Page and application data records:
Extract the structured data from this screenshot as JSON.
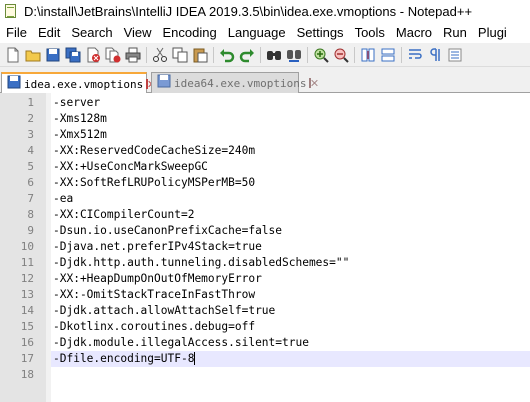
{
  "window": {
    "title": "D:\\install\\JetBrains\\IntelliJ IDEA 2019.3.5\\bin\\idea.exe.vmoptions - Notepad++"
  },
  "menu": [
    "File",
    "Edit",
    "Search",
    "View",
    "Encoding",
    "Language",
    "Settings",
    "Tools",
    "Macro",
    "Run",
    "Plugi"
  ],
  "toolbar": {
    "icons": [
      "new-file-icon",
      "open-file-icon",
      "save-icon",
      "save-all-icon",
      "close-icon",
      "close-all-icon",
      "print-icon",
      "cut-icon",
      "copy-icon",
      "paste-icon",
      "undo-icon",
      "redo-icon",
      "find-icon",
      "replace-icon",
      "zoom-in-icon",
      "zoom-out-icon",
      "sync-vertical-icon",
      "sync-horizontal-icon",
      "word-wrap-icon",
      "show-all-chars-icon"
    ]
  },
  "tabs": [
    {
      "label": "idea.exe.vmoptions",
      "active": true
    },
    {
      "label": "idea64.exe.vmoptions",
      "active": false
    }
  ],
  "editor": {
    "current_line": 17,
    "lines": [
      {
        "n": "1",
        "text": "-server"
      },
      {
        "n": "2",
        "text": "-Xms128m"
      },
      {
        "n": "3",
        "text": "-Xmx512m"
      },
      {
        "n": "4",
        "text": "-XX:ReservedCodeCacheSize=240m"
      },
      {
        "n": "5",
        "text": "-XX:+UseConcMarkSweepGC"
      },
      {
        "n": "6",
        "text": "-XX:SoftRefLRUPolicyMSPerMB=50"
      },
      {
        "n": "7",
        "text": "-ea"
      },
      {
        "n": "8",
        "text": "-XX:CICompilerCount=2"
      },
      {
        "n": "9",
        "text": "-Dsun.io.useCanonPrefixCache=false"
      },
      {
        "n": "10",
        "text": "-Djava.net.preferIPv4Stack=true"
      },
      {
        "n": "11",
        "text": "-Djdk.http.auth.tunneling.disabledSchemes=\"\""
      },
      {
        "n": "12",
        "text": "-XX:+HeapDumpOnOutOfMemoryError"
      },
      {
        "n": "13",
        "text": "-XX:-OmitStackTraceInFastThrow"
      },
      {
        "n": "14",
        "text": "-Djdk.attach.allowAttachSelf=true"
      },
      {
        "n": "15",
        "text": "-Dkotlinx.coroutines.debug=off"
      },
      {
        "n": "16",
        "text": "-Djdk.module.illegalAccess.silent=true"
      },
      {
        "n": "17",
        "text": "-Dfile.encoding=UTF-8"
      },
      {
        "n": "18",
        "text": ""
      }
    ]
  },
  "colors": {
    "active_tab_accent": "#f7a83a",
    "current_line_bg": "#e8e8ff",
    "gutter_bg": "#e4e4e4"
  }
}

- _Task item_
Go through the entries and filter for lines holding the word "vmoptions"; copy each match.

- _Answer to this exercise_
    "title": "D:\\install\\JetBrains\\IntelliJ IDEA 2019.3.5\\bin\\idea.exe.vmoptions - Notepad++"
      "label": "idea.exe.vmoptions",
      "label": "idea64.exe.vmoptions",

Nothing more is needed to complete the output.